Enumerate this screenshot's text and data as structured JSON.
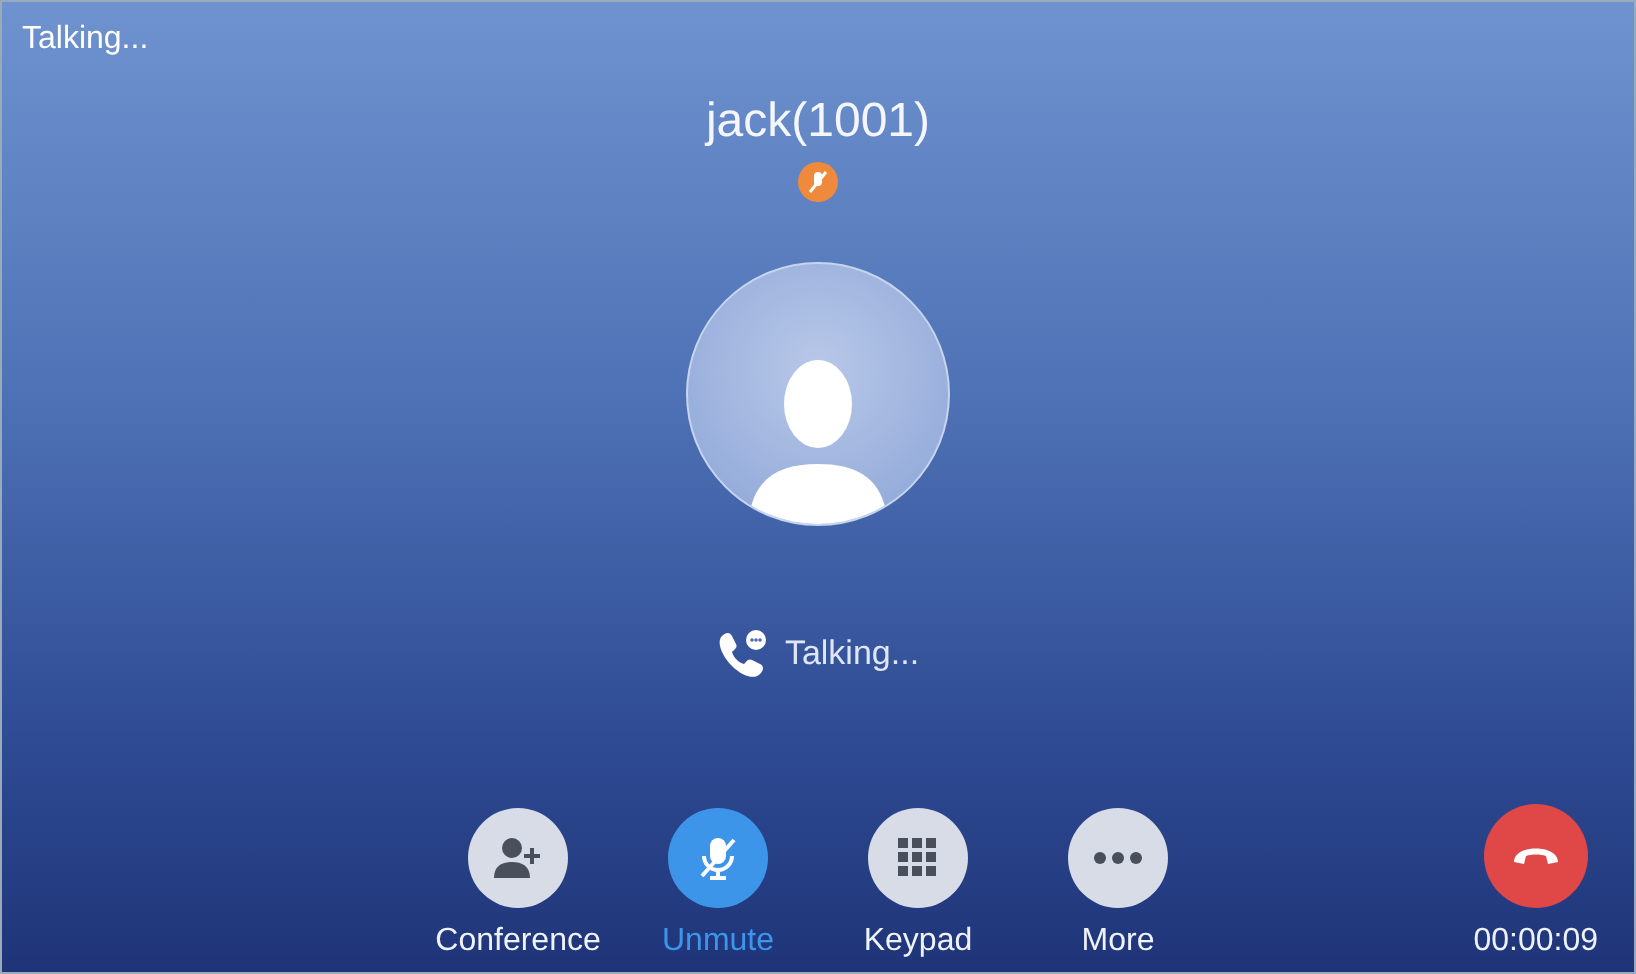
{
  "status_bar": {
    "text": "Talking..."
  },
  "caller": {
    "name": "jack(1001)"
  },
  "call_status": {
    "text": "Talking..."
  },
  "actions": [
    {
      "kind": "conference",
      "label": "Conference",
      "active": false
    },
    {
      "kind": "mute",
      "label": "Unmute",
      "active": true
    },
    {
      "kind": "keypad",
      "label": "Keypad",
      "active": false
    },
    {
      "kind": "more",
      "label": "More",
      "active": false
    }
  ],
  "hangup": {
    "timer": "00:00:09"
  }
}
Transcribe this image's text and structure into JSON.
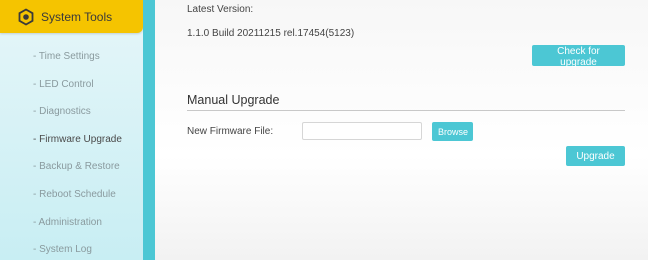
{
  "sidebar": {
    "header": {
      "label": "System Tools",
      "icon": "gear-icon"
    },
    "items": [
      {
        "label": "- Time Settings",
        "active": false
      },
      {
        "label": "- LED Control",
        "active": false
      },
      {
        "label": "- Diagnostics",
        "active": false
      },
      {
        "label": "- Firmware Upgrade",
        "active": true
      },
      {
        "label": "- Backup & Restore",
        "active": false
      },
      {
        "label": "- Reboot Schedule",
        "active": false
      },
      {
        "label": "- Administration",
        "active": false
      },
      {
        "label": "- System Log",
        "active": false
      }
    ]
  },
  "main": {
    "latest_version_label": "Latest Version:",
    "version_value": "1.1.0 Build 20211215 rel.17454(5123)",
    "check_upgrade_label": "Check for upgrade",
    "manual_title": "Manual Upgrade",
    "firmware_file_label": "New Firmware File:",
    "firmware_file_value": "",
    "browse_label": "Browse",
    "upgrade_label": "Upgrade"
  },
  "colors": {
    "accent": "#4cc7d4",
    "header_yellow": "#f5c400",
    "sidebar_bg": "#d6f2f6"
  }
}
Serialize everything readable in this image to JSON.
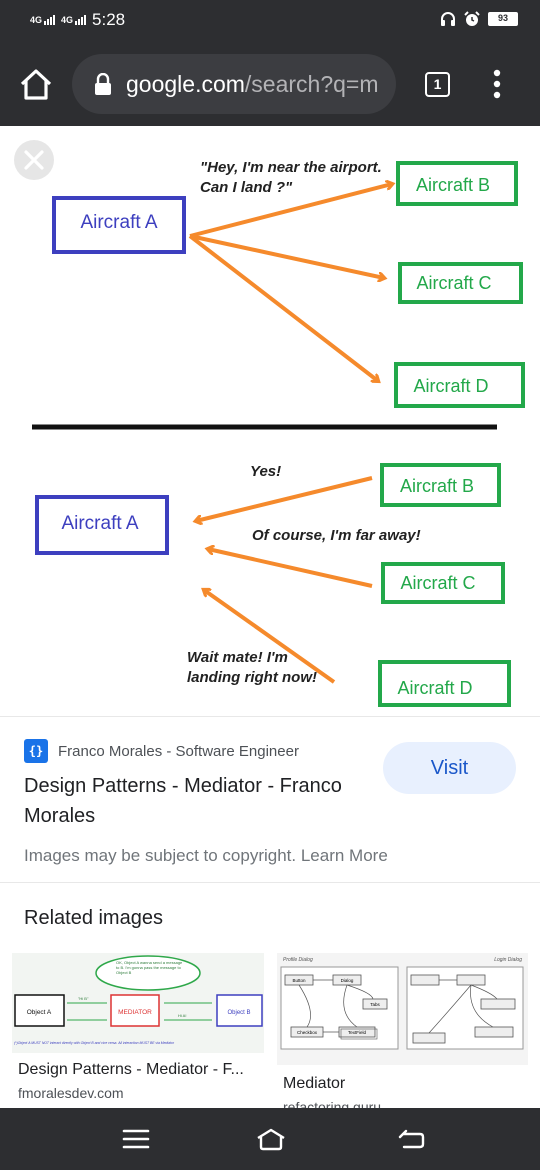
{
  "status_bar": {
    "network_1": "4G",
    "network_2": "4G",
    "time": "5:28",
    "battery": "93",
    "icons": [
      "signal-icon",
      "headphones-icon",
      "alarm-icon",
      "battery-icon"
    ]
  },
  "browser": {
    "url_host": "google.com",
    "url_path": "/search?q=m",
    "tab_count": "1",
    "icons": [
      "home-icon",
      "lock-icon",
      "tab-switcher-icon",
      "more-vert-icon"
    ]
  },
  "image_viewer": {
    "close_icon": "close-icon",
    "top": {
      "sender": "Aircraft A",
      "message": "\"Hey, I'm near the airport.",
      "message_2": "Can I land ?\"",
      "receivers": [
        "Aircraft B",
        "Aircraft C",
        "Aircraft D"
      ]
    },
    "bottom": {
      "receiver": "Aircraft A",
      "reply_b": "Yes!",
      "reply_c": "Of course, I'm far away!",
      "reply_d_1": "Wait mate! I'm",
      "reply_d_2": "landing right now!",
      "senders": [
        "Aircraft B",
        "Aircraft C",
        "Aircraft D"
      ]
    },
    "colors": {
      "sender_border": "#3d3fbf",
      "receiver_border": "#23a84a",
      "arrow": "#f58a2c",
      "divider": "#111111"
    }
  },
  "result": {
    "source_icon": "{}",
    "source_name": "Franco Morales - Software Engineer",
    "title": "Design Patterns - Mediator - Franco Morales",
    "visit_label": "Visit",
    "copyright": "Images may be subject to copyright. Learn More"
  },
  "related": {
    "heading": "Related images",
    "items": [
      {
        "title": "Design Patterns - Mediator - F...",
        "source": "fmoralesdev.com",
        "thumb": {
          "bubble": "OK, Object A wanna send a message to B. I'm gonna pass the message to Object B",
          "hi_label": "\"Hi B\"",
          "hi_a": "Hi A!",
          "object_a": "Object A",
          "mediator": "MEDIATOR",
          "object_b": "Object B",
          "footer": "(*)Object A MUST NOT interact directly with Object B and vice versa. All interaction MUST BE via Mediator"
        }
      },
      {
        "title": "Mediator",
        "source": "refactoring.guru",
        "thumb": {
          "left_caption": "Profile Dialog",
          "right_caption": "Login Dialog",
          "button": "Button",
          "dialog": "Dialog",
          "tabs": "Tabs",
          "checkbox": "Checkbox",
          "textfield": "TextField"
        }
      }
    ]
  },
  "nav_bar": {
    "icons": [
      "recents-menu-icon",
      "home-nav-icon",
      "back-icon"
    ]
  }
}
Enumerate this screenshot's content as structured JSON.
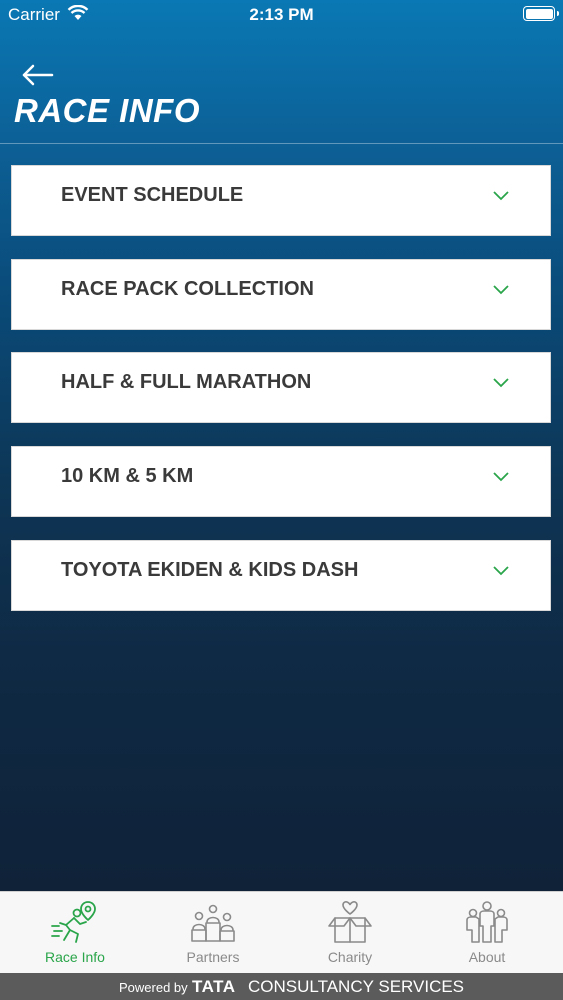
{
  "status_bar": {
    "carrier": "Carrier",
    "time": "2:13 PM"
  },
  "header": {
    "back_icon": "arrow-left-icon",
    "title": "RACE INFO"
  },
  "accordion": {
    "items": [
      {
        "label": "EVENT SCHEDULE"
      },
      {
        "label": "RACE PACK COLLECTION"
      },
      {
        "label": "HALF & FULL MARATHON"
      },
      {
        "label": "10 KM & 5 KM"
      },
      {
        "label": "TOYOTA EKIDEN & KIDS DASH"
      }
    ],
    "chevron_color": "#2aa54a"
  },
  "tab_bar": {
    "tabs": [
      {
        "label": "Race Info",
        "icon": "runner-icon",
        "active": true
      },
      {
        "label": "Partners",
        "icon": "podium-icon",
        "active": false
      },
      {
        "label": "Charity",
        "icon": "gift-box-icon",
        "active": false
      },
      {
        "label": "About",
        "icon": "people-icon",
        "active": false
      }
    ],
    "active_color": "#2aa54a"
  },
  "footer": {
    "powered_by": "Powered by",
    "brand": "TATA",
    "company": "CONSULTANCY SERVICES"
  }
}
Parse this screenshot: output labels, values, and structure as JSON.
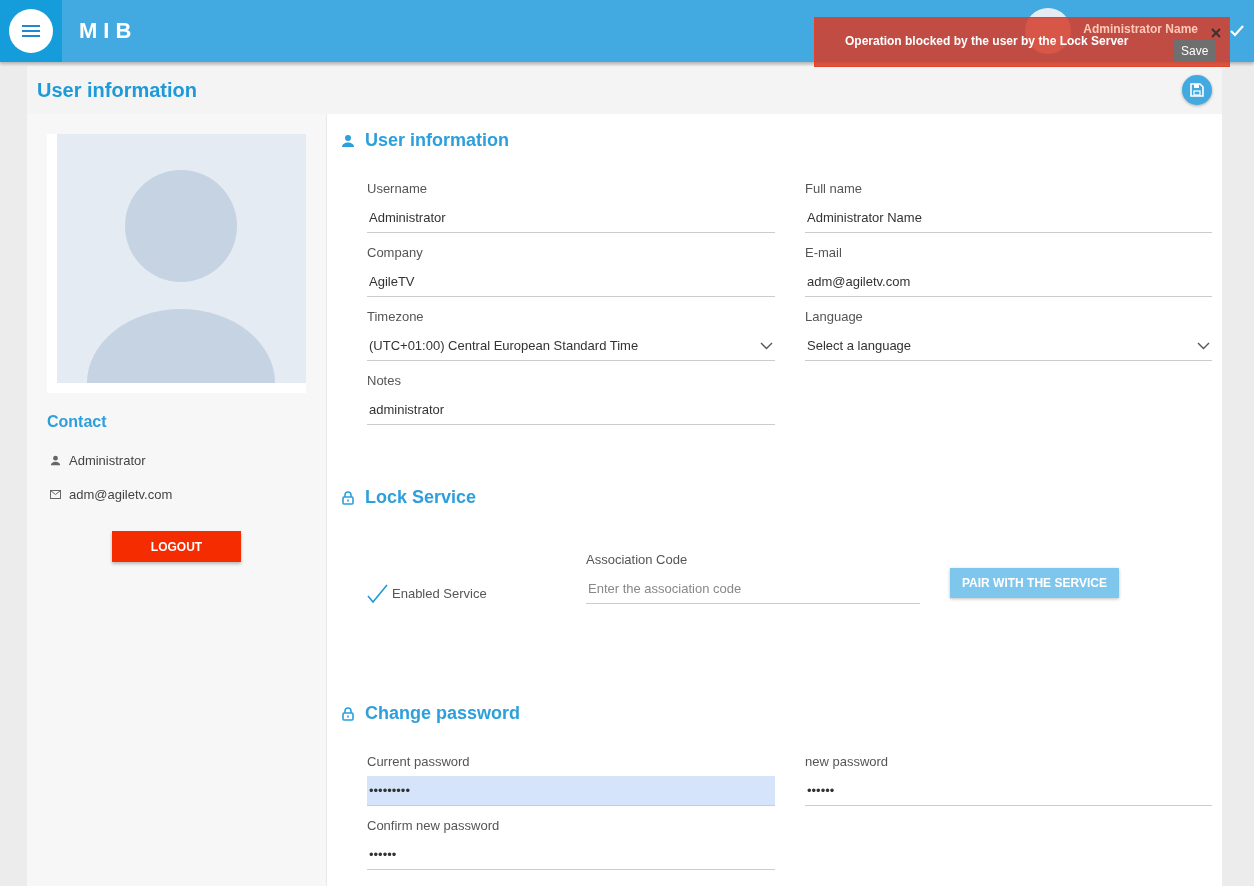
{
  "header": {
    "brand": "MIB",
    "user_name": "Administrator Name"
  },
  "toast": {
    "message": "Operation blocked by the user by the Lock Server"
  },
  "save_tooltip": "Save",
  "page_title": "User information",
  "profile": {
    "contact_heading": "Contact",
    "items": [
      {
        "kind": "user",
        "text": "Administrator"
      },
      {
        "kind": "email",
        "text": "adm@agiletv.com"
      }
    ],
    "logout": "LOGOUT"
  },
  "user_info": {
    "title": "User information",
    "fields": [
      {
        "kind": "text",
        "label": "Username",
        "value": "Administrator"
      },
      {
        "kind": "text",
        "label": "Full name",
        "value": "Administrator Name"
      },
      {
        "kind": "text",
        "label": "Company",
        "value": "AgileTV"
      },
      {
        "kind": "text",
        "label": "E-mail",
        "value": "adm@agiletv.com"
      },
      {
        "kind": "select",
        "label": "Timezone",
        "value": "(UTC+01:00) Central European Standard Time"
      },
      {
        "kind": "select",
        "label": "Language",
        "value": "Select a language"
      },
      {
        "kind": "text",
        "label": "Notes",
        "value": "administrator"
      }
    ]
  },
  "lock_service": {
    "title": "Lock Service",
    "checkbox": {
      "label": "Enabled Service",
      "checked": true
    },
    "association": {
      "label": "Association Code",
      "placeholder": "Enter the association code"
    },
    "button": {
      "label": "PAIR WITH THE SERVICE",
      "disabled": true
    }
  },
  "change_password": {
    "title": "Change password",
    "fields": [
      {
        "kind": "password",
        "label": "Current password",
        "value": "•••••••••",
        "highlighted": true
      },
      {
        "kind": "password",
        "label": "new password",
        "value": "••••••",
        "highlighted": false
      },
      {
        "kind": "password",
        "label": "Confirm new password",
        "value": "••••••",
        "highlighted": false
      }
    ]
  }
}
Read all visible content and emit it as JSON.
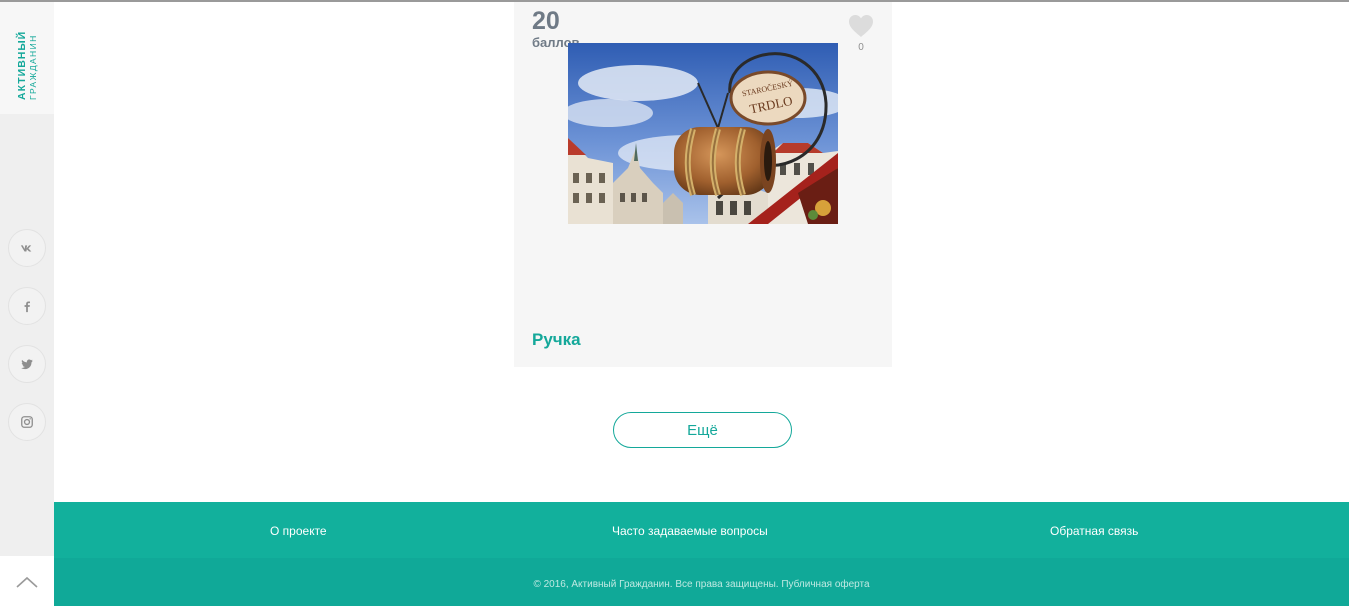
{
  "sidebar": {
    "logo_line1": "АКТИВНЫЙ",
    "logo_line2": "ГРАЖДАНИН",
    "social": [
      {
        "icon": "vk-icon"
      },
      {
        "icon": "facebook-icon"
      },
      {
        "icon": "twitter-icon"
      },
      {
        "icon": "instagram-icon"
      }
    ],
    "scroll_up_icon": "chevron-up-icon"
  },
  "card": {
    "score": "20",
    "score_label": "баллов",
    "like_count": "0",
    "photo_sign_text_1": "STAROČESKÝ",
    "photo_sign_text_2": "TRDLO",
    "title": "Ручка"
  },
  "more_button": "Ещё",
  "footer": {
    "links": [
      "О проекте",
      "Часто задаваемые вопросы",
      "Обратная связь"
    ],
    "copyright": "© 2016, Активный Гражданин. Все права защищены. Публичная оферта"
  },
  "colors": {
    "accent": "#14a89a",
    "footer": "#12b09c",
    "score": "#6f7a86"
  }
}
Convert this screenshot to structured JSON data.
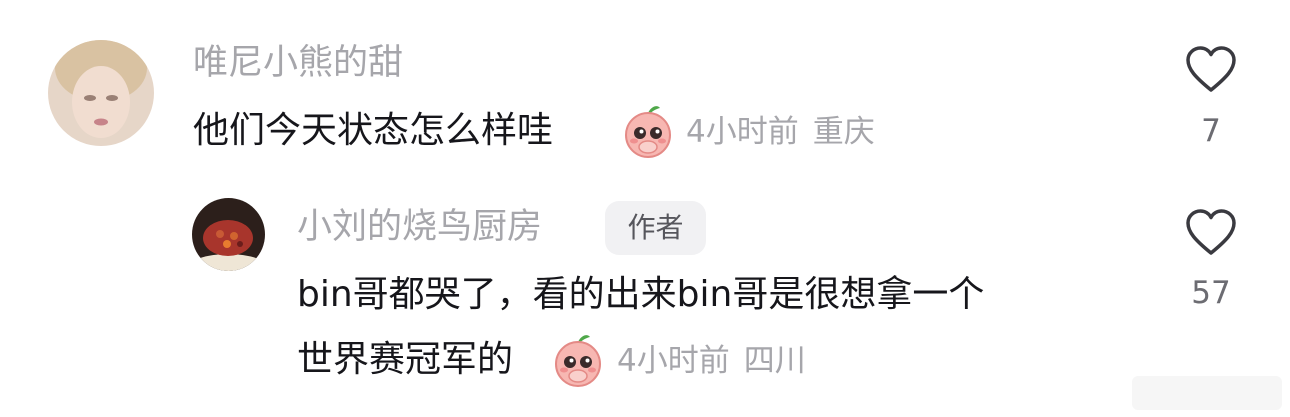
{
  "comments": [
    {
      "username": "唯尼小熊的甜",
      "text": "他们今天状态怎么样哇",
      "emoji_icon": "peach-shy-emoji",
      "time": "4小时前",
      "location": "重庆",
      "like_count": "7"
    }
  ],
  "reply": {
    "username": "小刘的烧鸟厨房",
    "badge": "作者",
    "text_line1": "bin哥都哭了，看的出来bin哥是很想拿一个",
    "text_line2": "世界赛冠军的",
    "emoji_icon": "peach-shy-emoji",
    "time": "4小时前",
    "location": "四川",
    "like_count": "57"
  },
  "colors": {
    "text_primary": "#16161b",
    "text_secondary": "#a6a6ab",
    "badge_bg": "#f1f1f3",
    "heart_stroke": "#3a3a40"
  }
}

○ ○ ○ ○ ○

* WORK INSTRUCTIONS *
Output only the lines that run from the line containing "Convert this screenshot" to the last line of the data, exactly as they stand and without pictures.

* REPLY *
Convert this screenshot to structured JSON data.
{
  "comments": [
    {
      "username": "唯尼小熊的甜",
      "text": "他们今天状态怎么样哇",
      "emoji_icon": "peach-shy-emoji",
      "time": "4小时前",
      "location": "重庆",
      "like_count": "7"
    }
  ],
  "reply": {
    "username": "小刘的烧鸟厨房",
    "badge": "作者",
    "text_line1": "bin哥都哭了，看的出来bin哥是很想拿一个",
    "text_line2": "世界赛冠军的",
    "emoji_icon": "peach-shy-emoji",
    "time": "4小时前",
    "location": "四川",
    "like_count": "57"
  },
  "colors": {
    "text_primary": "#16161b",
    "text_secondary": "#a6a6ab",
    "badge_bg": "#f1f1f3",
    "heart_stroke": "#3a3a40"
  }
}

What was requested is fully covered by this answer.